If the function fails, the return value can be one of the following error codes.
The DsGetDcName function is sent to the Netlogon service on the remote computer specified by ComputerName. If ComputerName is NULL, the function is processed on the local computer.
DsGetDcName does not verify that the domain controller name returned is the name of an actual domain controller or global catalog. If mutual authentication is required, the caller must perform the authentication.
DsGetDcName does not require any particular access to the specified domain. By default, this function does not ensure that the returned domain controller is currently available. Instead, the caller should attempt to use the returned domain controller. If the domain controller is not available, the caller should call the DsGetDcName function again, specifying the DS_FORCE_REDISCOVERY flag.
- DsGetDcName makes network calls and can take from a few seconds up to one minute, depending on network traffic, topology, DC load, and so on.
- It is NOT recommended to call DsGetDcName from a UI or other timing critical thread.
- The DC Locator does use optimized logic to provide the DC information as quickly as possible. It also uses cached information at the site to contact the closest DC.
Previously, the most common solution to this problem was to deploy a script on each client machine that
periodically called DsGetDcName using the
DS_FORCE_REDISCOVERY flag. This was a somewhat cumbersome solution, so
Windows Server 2008 and Windows Vista introduced a new mechanism that caused issues with domain
Whenever DsGetDcName retrieves a domain controller name from its cache, it checks to see if this cached entry is expired, and if so, discards that domain controller name and tries to rediscover a domain controller name. The life span of a cached entry is controlled by the value in the following registry keys
The values in these registry keys are of type REG_DWORD. They specify the length in seconds before DsGetDcName should try to rediscover the domain controller name. The default value is 43200 seconds (12 hours). If the value of the ForceRediscoveryInterval registry entry is set to 0, the client always performs rediscovery. If the value is set to 4294967295, the cache never expires, and the cached domain controller continues to be used. We recommend that you do not set the ForceRediscoveryInterval registry entry to a value that is less than 3600 seconds (60 minutes).
The key will have a structure as follows:
String ProcessName DWORD PID <optional>
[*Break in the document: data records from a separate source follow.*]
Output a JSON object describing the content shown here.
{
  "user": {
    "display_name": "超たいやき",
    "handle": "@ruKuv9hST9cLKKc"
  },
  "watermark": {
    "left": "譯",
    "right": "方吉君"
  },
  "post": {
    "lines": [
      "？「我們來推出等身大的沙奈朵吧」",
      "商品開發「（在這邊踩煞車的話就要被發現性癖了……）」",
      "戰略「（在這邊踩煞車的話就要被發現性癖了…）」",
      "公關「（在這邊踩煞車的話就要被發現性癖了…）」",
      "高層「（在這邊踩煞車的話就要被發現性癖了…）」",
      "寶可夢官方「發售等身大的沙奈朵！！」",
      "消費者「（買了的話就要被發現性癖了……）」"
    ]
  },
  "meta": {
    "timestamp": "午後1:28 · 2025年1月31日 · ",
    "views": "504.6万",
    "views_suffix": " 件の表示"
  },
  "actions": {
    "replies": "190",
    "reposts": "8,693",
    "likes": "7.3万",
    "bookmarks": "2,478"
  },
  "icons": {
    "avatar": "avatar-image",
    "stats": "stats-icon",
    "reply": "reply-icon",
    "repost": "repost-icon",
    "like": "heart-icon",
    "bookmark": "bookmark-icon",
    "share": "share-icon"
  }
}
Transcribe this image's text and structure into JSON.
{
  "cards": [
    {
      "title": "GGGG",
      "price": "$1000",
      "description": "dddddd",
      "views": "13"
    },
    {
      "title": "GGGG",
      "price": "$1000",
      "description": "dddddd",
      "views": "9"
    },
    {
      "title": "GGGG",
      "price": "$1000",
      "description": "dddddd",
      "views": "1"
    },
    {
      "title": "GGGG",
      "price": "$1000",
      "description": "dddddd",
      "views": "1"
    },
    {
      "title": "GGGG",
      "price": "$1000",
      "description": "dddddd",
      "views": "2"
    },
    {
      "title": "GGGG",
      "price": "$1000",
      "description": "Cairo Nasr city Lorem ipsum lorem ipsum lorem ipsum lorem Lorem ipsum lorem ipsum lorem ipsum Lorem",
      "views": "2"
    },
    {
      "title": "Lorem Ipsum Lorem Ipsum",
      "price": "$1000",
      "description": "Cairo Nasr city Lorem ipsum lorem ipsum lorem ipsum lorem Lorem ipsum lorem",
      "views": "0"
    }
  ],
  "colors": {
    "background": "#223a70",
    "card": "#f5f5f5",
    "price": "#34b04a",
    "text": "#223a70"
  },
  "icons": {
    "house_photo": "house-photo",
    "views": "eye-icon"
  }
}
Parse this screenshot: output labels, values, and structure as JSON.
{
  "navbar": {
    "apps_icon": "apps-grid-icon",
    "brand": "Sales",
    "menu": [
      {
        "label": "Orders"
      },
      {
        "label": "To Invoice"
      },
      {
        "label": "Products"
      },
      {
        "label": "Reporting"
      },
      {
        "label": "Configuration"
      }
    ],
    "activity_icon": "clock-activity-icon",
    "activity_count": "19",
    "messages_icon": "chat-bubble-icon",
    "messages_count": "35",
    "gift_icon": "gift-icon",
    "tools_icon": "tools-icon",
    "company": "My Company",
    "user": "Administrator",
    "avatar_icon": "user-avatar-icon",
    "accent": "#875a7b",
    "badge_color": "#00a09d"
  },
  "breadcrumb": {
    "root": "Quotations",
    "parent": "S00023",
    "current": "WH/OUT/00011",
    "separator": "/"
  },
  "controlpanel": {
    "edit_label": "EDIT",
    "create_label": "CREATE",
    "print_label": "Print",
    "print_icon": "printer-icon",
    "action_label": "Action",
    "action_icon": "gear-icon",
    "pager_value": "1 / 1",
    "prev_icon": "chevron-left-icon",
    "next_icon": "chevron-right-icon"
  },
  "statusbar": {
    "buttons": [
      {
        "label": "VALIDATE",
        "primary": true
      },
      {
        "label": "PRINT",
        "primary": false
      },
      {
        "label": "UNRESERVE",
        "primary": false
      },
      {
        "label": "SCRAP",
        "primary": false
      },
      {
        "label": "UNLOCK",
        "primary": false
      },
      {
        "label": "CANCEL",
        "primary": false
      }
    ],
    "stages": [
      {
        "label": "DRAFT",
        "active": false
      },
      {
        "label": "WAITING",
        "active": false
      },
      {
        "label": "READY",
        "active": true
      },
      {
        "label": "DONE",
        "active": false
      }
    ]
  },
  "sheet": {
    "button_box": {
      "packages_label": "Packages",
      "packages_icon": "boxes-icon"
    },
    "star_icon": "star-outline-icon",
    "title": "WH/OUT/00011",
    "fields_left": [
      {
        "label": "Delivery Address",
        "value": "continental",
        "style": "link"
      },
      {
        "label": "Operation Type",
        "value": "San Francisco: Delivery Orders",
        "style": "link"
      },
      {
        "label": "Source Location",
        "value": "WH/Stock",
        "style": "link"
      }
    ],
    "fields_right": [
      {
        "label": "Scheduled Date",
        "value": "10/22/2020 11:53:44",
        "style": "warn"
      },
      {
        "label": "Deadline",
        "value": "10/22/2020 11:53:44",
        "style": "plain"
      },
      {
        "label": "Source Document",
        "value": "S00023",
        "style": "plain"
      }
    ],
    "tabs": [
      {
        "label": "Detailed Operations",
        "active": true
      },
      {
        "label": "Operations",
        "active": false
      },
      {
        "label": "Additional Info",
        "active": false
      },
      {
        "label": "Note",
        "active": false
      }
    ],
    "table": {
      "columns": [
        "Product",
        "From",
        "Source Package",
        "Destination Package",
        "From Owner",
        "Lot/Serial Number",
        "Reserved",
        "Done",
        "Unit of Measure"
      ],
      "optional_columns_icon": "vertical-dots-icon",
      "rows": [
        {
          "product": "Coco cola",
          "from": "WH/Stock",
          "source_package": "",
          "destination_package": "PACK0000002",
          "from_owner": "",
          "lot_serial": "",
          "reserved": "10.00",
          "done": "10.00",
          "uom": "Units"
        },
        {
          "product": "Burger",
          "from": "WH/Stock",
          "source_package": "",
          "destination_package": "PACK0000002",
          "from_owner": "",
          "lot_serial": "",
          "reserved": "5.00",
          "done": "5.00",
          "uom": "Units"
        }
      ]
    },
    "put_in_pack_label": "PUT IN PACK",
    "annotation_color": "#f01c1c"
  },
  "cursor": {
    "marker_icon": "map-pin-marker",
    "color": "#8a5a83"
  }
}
ProcessName must be the full name including extension of the process that you want to get trace information for. PID is only required when multiple processes with the same name exist. If it is defined, then only the process with that PID will be enabled for tracing. It is not possible to trace only 2 out of 3 (or more) processes with the same name. You can enable one instance or all instances (when multiple instances with the same process name exist and PID is not specified, all instances will be enabled for tracing).
For example, this would trace all instances of App1.exe and App2.exe, but only the instance of App3.exe that has a PID of 999:
App1.exe App2.exe App3.exe PID 999
Run the following command to start the tracing session:
tracelog.exe -start <sessionname> -guid #cfaa5446-c6c4-4f5c-866f-31c9b55b962d -f <filename> -flag <traceFlags>
sessionname is the name given for the trace session. The guid for the DCLocator tracing provider is "cfaa5446-c6c4-4f5c-866f-31c9b55b962d". filename is the name of the log file to which the events are written. traceFlags is one or more of the following flags which signify which areas to trace:
|DCLOCATOR_SESSION_SETUP||0x00000200||Trusted Domain Maintenance|
|DCLOCATOR_DNS_MORE||0x00020000||Verbose Name Registration|
|DCLOCATOR_MAILBOX_TEXT||0x02000000||Verbose Mailbox Messages|
Run the following command to stop the trace session:
tracelog.exe -stop <sessionname>
sessionname is the same name as the name you used when starting the session.
|Minimum supported client||Windows Vista|
|Minimum supported server||Windows Server 2008|